The allure of shiny new things has certainly been tempered by the global shut-down, but desire is only diminished, not entirely dispatched. We can look, but not touch. The virtual showroom has been an essential means of specifying cars for many years now, with ‘configurators’ proliferating across every brand that allow you to paint, trim, specify and spin the model of your choice to an exacting specification. Ordering is then a click away, with some companies going further by giving you an immersive VR experience of ‘your’ design before pulling the trigger on production.

But what of luxury brands? Almost since the automobile’s inception, luxury has equated to bespoke, a process that demands hand-holding and special treatment along every stage. Bentley are diversifying their traditional online offering into a service that goes a little bit further, with actual interaction between potential customer and one of the car-maker’s design team. Brett Boydell, head of interior design at Bentley, explains how it works. ‘We’re effectively allowing customers to directly access members of the design team,’ he says, ‘we’re always looking for ways to improve the customer experience and they’re often bamboozled by the amount of options available.’

Bentley interior

Bentley Flying Spur customised interior

The Bentley Co-Creation program began long before phrases like ‘self-isolation’ had even entered the language. However, as Boydell notes, ‘it was always intended to be a digital process. We have to combine these appointments with our day to day work and although this is more challenging with different time zones, Co-Creation is something that can be expanded into the virtual world.’ The original system was about extending Bentley’s personal relationship with potential customers. After making contact through their dealer or the Bentley Network app, the customer is invited to take an interactive survey that results in their very own mood board, showing their interests, favourite colours, materials, combinations, atmospheres, etc., from a stock selection of imagery chosen by Bentley’s own design team. ‘We then create a specification alongside this mood board, using their suggestions and send it back for comment,’ Boydell explains.

‘Sometimes they just say we’ve done it. But other times it starts a conversation about making a much more daring statement.’ Typically, this involves creating a screen sharing session and setting up Bentley’s online configurator software so that so a designer can ‘sit’ alongside the customer as they run through the options. ‘Of course, they can also work by emails and texts if they like,’ Boydell says, but the instant feedback available through the website is the best approach. ‘We want customers to not only enjoy the creative process but also to love their cars. They’re an expression of their personality,’ says Boydell, ‘where we often find this approach is most successful is when we’re launching a new car, simply because there are no physical examples of the model on hand to distract them.’ While customers like the design-led process because of the confidence it engenders, it also emboldens Bentley’s many worldwide dealers. It’s hard to conceive buying such a bespoke object as instant gratification, but some markets demand a healthy stock of vehicles for exactly this reason.
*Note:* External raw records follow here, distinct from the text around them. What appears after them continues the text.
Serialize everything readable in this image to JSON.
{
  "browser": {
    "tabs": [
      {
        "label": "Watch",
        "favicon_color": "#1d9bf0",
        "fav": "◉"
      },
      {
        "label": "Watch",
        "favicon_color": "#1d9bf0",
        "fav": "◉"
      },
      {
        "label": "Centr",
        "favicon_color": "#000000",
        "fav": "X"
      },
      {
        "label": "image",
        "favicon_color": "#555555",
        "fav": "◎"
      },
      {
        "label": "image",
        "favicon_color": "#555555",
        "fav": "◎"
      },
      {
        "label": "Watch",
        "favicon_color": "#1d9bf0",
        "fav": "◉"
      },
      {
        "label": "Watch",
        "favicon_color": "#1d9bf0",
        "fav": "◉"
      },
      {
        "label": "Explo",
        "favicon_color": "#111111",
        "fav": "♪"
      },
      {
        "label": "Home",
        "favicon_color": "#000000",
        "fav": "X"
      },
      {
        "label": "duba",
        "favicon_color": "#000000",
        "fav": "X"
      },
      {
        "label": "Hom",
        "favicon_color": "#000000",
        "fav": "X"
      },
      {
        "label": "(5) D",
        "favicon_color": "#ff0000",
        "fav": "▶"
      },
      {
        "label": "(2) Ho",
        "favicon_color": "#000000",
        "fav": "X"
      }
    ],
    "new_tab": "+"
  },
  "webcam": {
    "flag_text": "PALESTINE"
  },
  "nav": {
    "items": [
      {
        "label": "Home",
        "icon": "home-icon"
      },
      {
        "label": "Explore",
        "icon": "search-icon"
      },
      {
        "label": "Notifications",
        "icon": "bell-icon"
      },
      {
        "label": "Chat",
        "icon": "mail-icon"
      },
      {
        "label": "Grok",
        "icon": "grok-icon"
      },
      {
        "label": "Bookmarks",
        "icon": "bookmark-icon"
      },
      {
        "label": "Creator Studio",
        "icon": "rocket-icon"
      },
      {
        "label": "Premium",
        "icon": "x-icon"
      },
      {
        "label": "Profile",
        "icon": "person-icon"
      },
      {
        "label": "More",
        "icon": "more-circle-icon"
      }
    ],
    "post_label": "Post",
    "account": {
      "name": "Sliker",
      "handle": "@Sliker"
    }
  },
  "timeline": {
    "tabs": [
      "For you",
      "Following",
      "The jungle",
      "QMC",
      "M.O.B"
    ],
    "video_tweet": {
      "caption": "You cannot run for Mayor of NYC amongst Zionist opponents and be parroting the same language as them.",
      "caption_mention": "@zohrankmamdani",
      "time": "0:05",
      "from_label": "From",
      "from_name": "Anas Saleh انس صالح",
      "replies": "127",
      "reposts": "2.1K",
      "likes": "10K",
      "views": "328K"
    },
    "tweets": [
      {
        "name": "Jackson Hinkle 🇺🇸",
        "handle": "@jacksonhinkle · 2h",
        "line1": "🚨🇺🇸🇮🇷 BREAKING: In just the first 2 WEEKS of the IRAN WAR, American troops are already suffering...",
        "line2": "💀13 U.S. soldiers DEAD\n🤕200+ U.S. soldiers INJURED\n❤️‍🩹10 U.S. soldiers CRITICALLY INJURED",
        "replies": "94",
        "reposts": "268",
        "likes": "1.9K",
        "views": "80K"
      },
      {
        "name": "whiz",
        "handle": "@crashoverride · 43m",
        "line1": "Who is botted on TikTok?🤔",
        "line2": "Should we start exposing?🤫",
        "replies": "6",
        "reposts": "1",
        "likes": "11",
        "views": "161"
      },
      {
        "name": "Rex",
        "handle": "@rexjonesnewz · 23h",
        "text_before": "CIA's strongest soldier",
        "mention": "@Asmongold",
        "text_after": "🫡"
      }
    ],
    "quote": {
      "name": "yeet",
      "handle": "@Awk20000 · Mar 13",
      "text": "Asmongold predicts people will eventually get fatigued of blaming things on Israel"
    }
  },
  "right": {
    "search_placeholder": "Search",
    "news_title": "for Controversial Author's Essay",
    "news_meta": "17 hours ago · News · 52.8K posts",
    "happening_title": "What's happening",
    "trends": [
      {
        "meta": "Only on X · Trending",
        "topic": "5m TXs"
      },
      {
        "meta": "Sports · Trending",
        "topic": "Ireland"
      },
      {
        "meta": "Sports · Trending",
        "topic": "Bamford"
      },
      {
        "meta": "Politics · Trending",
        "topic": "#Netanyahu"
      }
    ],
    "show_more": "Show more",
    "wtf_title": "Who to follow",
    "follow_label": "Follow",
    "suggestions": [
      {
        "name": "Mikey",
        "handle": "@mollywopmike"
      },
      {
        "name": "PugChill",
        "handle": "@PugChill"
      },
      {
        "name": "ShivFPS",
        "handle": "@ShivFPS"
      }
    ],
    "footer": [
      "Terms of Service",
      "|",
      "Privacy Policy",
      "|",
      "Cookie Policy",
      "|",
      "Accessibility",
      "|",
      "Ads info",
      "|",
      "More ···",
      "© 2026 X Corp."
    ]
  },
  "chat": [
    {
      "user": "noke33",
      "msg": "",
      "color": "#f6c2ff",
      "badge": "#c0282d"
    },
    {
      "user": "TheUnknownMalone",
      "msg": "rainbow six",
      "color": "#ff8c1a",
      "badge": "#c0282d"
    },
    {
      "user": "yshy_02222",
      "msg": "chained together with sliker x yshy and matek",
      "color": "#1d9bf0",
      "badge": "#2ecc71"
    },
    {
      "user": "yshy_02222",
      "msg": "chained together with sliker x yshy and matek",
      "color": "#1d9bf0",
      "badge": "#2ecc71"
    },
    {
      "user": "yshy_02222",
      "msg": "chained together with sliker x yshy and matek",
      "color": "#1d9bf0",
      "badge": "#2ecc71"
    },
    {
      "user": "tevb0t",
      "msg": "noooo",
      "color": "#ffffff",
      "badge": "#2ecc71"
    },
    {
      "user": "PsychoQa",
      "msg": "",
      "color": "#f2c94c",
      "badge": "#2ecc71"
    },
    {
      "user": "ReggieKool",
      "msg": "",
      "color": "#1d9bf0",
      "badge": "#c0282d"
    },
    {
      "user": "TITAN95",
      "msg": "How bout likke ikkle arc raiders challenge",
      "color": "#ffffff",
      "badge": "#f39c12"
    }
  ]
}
‘We have to uphold the standards of Bentley,’ Boydell concludes, ‘it’s a different individual experience for each customer.’ There are a vast number of combinations; the new Flying Spur’s interior has 17 main hide colours, 11 secondary colours and 5 interior colour splits, for example. Having a designer on hand is the ultimate in customer service, pointing the way towards bold ideas and – gently – reigning in more outlandish ideas. But if even that’s not enough, Bentley’s digital co-creation team is more than happy to hand a customer on to the Mulliner department, where the sky truly is the limit. The customer, after all, is always right. §